Nonetheless, Israeli Prime Minister Binyamin Netanyahu has a proven record as a spoiler, and the Biden administration must be careful not to allow him to reprise that role. Despite being crippled by sanctions, Iran retains considerable bargaining power. It enjoys the support of Russia and China, and Biden seems to recognize that the US cannot afford to wage another war in the Middle East.
While Biden gave short shrift to Iran in his speech, he did not mention North Korea at all. Here, the dilemma is no longer how to reverse nuclearization, but rather how to mitigate any threat to America's allies and the US mainland. With diplomacy having consistently failed, and military action sure to be an unmitigated calamity, the Biden administration has few good options.
Finally, there is the China challenge. In his speech, Biden pledged to "confront" China's economic abuses, "counter its aggressive, coercive action," and "push back" against its "attack" on human rights, intellectual property, and global governance. But he also promised to work with China "when it's in America's interest to do so."
Walking this line will not be easy. An excessively restrained approach would allow China to encroach further on the territory of US allies in Asia, erode America's leadership in high-tech industries, and challenge the US dollar's primacy. But an overly tough approach would rule out much-needed cooperation on shared challenges like climate change, and increase the risk of a potentially catastrophic military confrontation.
For the US, the key to balancing these risks is to focus on managing strategic competition, not asserting dominance. The days of US hegemony are over, and America's dysfunctional political system is incapable of countering China's development strategy even by upgrading its own obsolete infrastructure. The only way to rein in an increasingly assertive China is through cooperation with empowered allies. Fortunately, Biden is aware of US deficiencies and has pledged to build a global alliance of democracies for precisely the purpose of competing with China.
But goal-setting is just the first step. If the US is to work effectively with allies, let alone competitors, it needs credibility. And that is in short supply nowadays.
A country's international credibility – and, thus, the effectiveness of its foreign policy – must be built on strong domestic foundations. But, from its botched pandemic response to the storming of the US Capitol on January 6, America's political dysfunction has lately been on stark display. The "City on a Hill" has lost its shine.

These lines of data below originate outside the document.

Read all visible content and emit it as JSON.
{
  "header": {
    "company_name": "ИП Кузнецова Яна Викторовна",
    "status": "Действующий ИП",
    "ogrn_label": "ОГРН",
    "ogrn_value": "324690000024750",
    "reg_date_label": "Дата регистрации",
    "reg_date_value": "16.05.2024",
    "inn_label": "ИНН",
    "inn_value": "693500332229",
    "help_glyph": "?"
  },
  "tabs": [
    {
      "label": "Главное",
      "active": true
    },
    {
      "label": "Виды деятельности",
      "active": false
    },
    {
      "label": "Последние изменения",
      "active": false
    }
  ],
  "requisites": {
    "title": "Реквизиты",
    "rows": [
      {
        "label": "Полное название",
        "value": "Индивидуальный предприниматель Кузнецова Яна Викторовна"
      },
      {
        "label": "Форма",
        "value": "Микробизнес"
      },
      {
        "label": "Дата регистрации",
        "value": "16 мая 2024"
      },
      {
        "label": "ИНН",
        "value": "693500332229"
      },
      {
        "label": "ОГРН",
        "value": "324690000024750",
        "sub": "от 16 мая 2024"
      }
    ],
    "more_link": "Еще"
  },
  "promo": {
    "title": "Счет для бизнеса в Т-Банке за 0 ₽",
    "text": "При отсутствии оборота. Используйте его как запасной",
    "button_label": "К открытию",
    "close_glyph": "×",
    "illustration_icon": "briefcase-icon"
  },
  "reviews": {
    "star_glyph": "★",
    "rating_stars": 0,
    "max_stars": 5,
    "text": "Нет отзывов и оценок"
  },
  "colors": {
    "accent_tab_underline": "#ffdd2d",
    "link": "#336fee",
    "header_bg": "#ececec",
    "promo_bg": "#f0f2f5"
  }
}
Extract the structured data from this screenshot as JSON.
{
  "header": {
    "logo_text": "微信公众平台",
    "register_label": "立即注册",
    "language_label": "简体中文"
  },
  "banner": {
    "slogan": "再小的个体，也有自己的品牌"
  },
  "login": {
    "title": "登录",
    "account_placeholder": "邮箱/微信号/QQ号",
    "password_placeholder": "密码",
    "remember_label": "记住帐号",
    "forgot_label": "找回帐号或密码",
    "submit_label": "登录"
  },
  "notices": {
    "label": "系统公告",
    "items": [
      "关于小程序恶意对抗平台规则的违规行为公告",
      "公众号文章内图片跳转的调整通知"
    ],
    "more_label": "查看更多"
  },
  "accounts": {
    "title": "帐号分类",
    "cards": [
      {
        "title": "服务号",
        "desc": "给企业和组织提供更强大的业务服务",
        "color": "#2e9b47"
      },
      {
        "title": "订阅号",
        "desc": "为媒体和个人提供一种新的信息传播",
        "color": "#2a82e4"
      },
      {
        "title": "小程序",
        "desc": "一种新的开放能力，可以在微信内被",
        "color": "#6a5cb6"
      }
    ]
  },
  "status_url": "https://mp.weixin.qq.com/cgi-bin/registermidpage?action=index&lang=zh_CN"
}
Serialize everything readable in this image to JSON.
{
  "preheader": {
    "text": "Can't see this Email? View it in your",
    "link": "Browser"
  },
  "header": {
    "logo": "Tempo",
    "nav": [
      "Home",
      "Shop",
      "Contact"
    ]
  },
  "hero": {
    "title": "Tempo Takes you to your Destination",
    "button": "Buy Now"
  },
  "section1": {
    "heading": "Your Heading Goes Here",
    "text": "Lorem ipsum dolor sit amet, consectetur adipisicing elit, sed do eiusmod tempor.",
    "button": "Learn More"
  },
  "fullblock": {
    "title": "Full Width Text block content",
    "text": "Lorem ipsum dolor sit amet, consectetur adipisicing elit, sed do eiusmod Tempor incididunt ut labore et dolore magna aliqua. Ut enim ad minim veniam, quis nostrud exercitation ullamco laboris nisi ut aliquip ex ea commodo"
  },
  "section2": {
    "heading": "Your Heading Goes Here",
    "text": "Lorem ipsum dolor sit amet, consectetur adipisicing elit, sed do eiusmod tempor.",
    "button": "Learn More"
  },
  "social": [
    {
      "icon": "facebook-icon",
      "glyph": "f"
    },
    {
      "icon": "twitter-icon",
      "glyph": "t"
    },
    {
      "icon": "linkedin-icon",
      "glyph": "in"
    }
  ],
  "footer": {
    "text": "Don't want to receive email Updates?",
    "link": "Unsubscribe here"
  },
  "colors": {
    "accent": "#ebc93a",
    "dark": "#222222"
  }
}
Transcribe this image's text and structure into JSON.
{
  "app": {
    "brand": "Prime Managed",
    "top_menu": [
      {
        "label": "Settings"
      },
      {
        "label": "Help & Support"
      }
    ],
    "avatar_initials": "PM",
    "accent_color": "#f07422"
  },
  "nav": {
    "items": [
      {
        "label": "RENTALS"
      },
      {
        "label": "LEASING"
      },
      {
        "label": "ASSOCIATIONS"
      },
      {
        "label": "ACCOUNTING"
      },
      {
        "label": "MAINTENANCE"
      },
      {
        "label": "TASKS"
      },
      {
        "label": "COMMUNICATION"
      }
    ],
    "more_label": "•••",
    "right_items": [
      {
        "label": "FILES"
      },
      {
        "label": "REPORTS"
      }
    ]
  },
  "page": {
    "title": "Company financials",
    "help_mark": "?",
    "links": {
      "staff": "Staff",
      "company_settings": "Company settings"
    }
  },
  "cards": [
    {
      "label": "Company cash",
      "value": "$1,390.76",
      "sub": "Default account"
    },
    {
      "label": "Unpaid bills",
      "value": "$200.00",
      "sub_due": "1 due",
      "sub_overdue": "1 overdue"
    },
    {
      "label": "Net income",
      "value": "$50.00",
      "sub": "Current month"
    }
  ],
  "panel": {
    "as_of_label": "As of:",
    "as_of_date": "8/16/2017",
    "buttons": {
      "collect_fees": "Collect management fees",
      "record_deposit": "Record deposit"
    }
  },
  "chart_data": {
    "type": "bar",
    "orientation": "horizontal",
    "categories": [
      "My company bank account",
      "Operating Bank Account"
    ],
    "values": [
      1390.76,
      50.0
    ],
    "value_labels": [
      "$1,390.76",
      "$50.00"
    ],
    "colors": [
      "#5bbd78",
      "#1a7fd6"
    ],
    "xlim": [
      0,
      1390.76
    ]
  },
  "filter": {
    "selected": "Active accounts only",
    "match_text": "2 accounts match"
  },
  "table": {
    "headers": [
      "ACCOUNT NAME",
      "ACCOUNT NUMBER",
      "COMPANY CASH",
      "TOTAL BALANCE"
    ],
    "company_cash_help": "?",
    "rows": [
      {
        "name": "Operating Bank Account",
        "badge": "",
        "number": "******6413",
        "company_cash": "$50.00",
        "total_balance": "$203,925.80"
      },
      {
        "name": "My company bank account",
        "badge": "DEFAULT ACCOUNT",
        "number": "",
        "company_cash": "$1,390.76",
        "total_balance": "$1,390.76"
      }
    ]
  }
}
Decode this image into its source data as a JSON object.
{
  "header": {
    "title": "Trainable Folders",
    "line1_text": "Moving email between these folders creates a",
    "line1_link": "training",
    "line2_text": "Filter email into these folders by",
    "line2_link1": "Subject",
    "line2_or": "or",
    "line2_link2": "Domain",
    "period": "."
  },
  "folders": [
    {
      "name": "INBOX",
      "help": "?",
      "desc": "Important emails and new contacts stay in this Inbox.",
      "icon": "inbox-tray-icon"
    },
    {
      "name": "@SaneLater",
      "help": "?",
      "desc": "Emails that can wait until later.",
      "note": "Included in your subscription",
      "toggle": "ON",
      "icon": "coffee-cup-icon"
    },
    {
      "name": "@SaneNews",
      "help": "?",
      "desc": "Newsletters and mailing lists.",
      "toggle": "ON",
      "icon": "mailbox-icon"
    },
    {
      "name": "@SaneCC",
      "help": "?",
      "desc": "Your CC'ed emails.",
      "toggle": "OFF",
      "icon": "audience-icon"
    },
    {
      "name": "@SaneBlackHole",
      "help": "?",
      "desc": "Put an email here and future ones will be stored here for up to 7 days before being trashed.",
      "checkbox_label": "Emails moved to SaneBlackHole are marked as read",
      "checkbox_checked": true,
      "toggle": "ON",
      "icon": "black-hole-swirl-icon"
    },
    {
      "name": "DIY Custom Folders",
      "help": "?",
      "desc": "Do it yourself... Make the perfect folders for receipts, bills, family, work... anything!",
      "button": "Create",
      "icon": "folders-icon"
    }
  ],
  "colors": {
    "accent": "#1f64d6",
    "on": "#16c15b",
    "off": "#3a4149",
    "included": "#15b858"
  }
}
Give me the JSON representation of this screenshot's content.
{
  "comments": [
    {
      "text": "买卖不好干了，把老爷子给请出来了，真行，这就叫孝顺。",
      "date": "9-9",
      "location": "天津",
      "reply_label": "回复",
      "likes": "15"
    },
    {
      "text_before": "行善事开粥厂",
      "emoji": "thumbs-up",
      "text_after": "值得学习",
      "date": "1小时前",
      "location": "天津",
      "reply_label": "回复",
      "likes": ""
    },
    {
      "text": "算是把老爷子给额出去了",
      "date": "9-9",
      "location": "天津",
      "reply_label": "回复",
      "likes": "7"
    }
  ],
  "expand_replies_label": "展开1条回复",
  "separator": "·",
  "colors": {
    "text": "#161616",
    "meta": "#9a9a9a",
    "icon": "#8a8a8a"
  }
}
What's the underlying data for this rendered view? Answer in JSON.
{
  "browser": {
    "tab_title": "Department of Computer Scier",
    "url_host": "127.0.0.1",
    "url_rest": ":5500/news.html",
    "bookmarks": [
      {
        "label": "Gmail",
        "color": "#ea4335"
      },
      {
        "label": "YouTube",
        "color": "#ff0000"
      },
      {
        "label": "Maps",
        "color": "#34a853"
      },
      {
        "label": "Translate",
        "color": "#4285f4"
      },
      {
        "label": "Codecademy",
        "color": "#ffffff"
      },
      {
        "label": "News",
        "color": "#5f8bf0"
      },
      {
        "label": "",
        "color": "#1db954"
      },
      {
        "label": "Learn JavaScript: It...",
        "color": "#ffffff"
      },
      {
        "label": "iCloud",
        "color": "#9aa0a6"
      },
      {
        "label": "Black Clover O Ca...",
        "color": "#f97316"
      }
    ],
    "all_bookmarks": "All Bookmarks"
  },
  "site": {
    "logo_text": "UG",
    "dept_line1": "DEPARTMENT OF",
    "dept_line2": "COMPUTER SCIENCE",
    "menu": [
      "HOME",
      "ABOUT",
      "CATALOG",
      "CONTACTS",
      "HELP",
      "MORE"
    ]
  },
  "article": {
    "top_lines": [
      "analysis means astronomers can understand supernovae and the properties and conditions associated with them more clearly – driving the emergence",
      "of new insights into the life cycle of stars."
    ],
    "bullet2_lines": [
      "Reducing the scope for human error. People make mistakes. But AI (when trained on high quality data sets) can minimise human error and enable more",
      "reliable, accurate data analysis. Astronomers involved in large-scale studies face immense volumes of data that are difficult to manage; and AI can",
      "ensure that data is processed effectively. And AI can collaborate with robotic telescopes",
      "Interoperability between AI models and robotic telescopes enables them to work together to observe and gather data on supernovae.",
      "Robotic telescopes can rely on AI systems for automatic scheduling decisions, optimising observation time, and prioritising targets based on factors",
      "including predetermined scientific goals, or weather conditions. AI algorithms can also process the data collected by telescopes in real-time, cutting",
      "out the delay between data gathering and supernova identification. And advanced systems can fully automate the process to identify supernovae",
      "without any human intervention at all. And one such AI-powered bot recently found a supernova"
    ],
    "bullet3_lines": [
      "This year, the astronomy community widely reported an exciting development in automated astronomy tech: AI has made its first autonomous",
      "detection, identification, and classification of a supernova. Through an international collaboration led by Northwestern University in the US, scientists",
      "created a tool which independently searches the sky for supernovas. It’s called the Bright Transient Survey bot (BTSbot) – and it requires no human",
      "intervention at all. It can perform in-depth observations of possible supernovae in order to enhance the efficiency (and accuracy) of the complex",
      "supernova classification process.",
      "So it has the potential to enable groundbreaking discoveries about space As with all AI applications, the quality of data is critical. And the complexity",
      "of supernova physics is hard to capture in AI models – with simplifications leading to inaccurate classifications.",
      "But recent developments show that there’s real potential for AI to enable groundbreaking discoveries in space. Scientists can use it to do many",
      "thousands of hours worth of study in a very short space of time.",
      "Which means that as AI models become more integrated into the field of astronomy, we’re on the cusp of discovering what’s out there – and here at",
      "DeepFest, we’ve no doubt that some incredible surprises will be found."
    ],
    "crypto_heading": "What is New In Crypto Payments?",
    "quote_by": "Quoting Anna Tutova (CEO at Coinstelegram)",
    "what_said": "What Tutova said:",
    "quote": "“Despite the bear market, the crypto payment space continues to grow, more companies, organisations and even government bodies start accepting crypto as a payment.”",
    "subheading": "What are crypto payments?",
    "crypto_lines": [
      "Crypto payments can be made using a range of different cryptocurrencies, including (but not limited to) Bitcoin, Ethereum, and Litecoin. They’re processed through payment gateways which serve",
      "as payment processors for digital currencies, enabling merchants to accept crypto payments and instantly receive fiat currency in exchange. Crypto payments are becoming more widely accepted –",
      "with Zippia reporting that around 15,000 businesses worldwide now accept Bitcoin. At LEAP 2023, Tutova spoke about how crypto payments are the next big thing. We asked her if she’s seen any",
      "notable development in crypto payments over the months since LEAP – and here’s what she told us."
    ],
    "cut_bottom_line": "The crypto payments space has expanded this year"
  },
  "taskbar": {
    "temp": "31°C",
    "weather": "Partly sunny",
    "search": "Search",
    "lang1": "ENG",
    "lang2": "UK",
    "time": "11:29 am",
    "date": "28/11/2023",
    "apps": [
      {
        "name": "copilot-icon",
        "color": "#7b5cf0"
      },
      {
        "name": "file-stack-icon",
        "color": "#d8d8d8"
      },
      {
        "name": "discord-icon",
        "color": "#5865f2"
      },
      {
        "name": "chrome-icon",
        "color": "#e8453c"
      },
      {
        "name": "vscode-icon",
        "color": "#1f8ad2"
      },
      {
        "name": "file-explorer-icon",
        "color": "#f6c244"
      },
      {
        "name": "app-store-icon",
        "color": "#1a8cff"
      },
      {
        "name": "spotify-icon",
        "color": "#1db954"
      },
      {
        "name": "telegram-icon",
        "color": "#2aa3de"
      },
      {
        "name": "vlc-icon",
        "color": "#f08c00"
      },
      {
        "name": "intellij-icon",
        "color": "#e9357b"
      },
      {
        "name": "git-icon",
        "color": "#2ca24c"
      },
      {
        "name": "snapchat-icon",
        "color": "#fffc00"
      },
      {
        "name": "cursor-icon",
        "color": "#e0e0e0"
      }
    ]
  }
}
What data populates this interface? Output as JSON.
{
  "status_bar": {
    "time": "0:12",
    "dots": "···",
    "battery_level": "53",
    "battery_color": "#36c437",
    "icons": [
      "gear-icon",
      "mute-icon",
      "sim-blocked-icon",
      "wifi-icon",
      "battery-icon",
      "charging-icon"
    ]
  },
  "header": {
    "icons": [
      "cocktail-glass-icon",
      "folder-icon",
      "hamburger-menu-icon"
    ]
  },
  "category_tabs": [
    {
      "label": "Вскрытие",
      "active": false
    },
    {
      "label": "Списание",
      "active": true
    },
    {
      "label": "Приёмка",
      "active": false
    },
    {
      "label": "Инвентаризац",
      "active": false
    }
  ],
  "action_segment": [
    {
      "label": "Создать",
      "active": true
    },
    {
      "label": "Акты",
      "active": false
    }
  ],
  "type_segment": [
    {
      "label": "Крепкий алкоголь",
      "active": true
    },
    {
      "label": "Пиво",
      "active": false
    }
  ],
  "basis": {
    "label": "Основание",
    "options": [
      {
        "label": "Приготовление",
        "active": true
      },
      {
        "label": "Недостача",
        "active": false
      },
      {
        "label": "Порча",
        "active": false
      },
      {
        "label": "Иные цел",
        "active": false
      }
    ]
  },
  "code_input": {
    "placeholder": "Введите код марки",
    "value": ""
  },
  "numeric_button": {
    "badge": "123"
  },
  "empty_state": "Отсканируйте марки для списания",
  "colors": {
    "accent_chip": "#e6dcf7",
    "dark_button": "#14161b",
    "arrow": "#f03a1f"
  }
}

US foreign policy suffers from endemic inconsistency. Even if Biden manages to reach agreements with allies and competitors, who is to say that his successor will not simply abandon them, as Trump did during his term? With the US Senate having voted to acquit him of inciting the mob on January 6, Trump himself may run again in 2024. And he could well win, not least because he may not be facing an incumbent. (At 78, Biden is already the oldest president in US history.)
So, yes, America is set to rejoin the rest of the world. But whether the power of its example will convince skeptical partners, as Biden hopes, remains to be seen.
Shlomo Ben-Ami, a former Israeli foreign minister, is Vice President of the Toledo International Center for Peace. He is the author of Scars of War, Wounds of Peace: The Israeli-Arab Tragedy.
Disclaimer: This article first appeared on Project Syndicate, and is published by special syndication arrangement.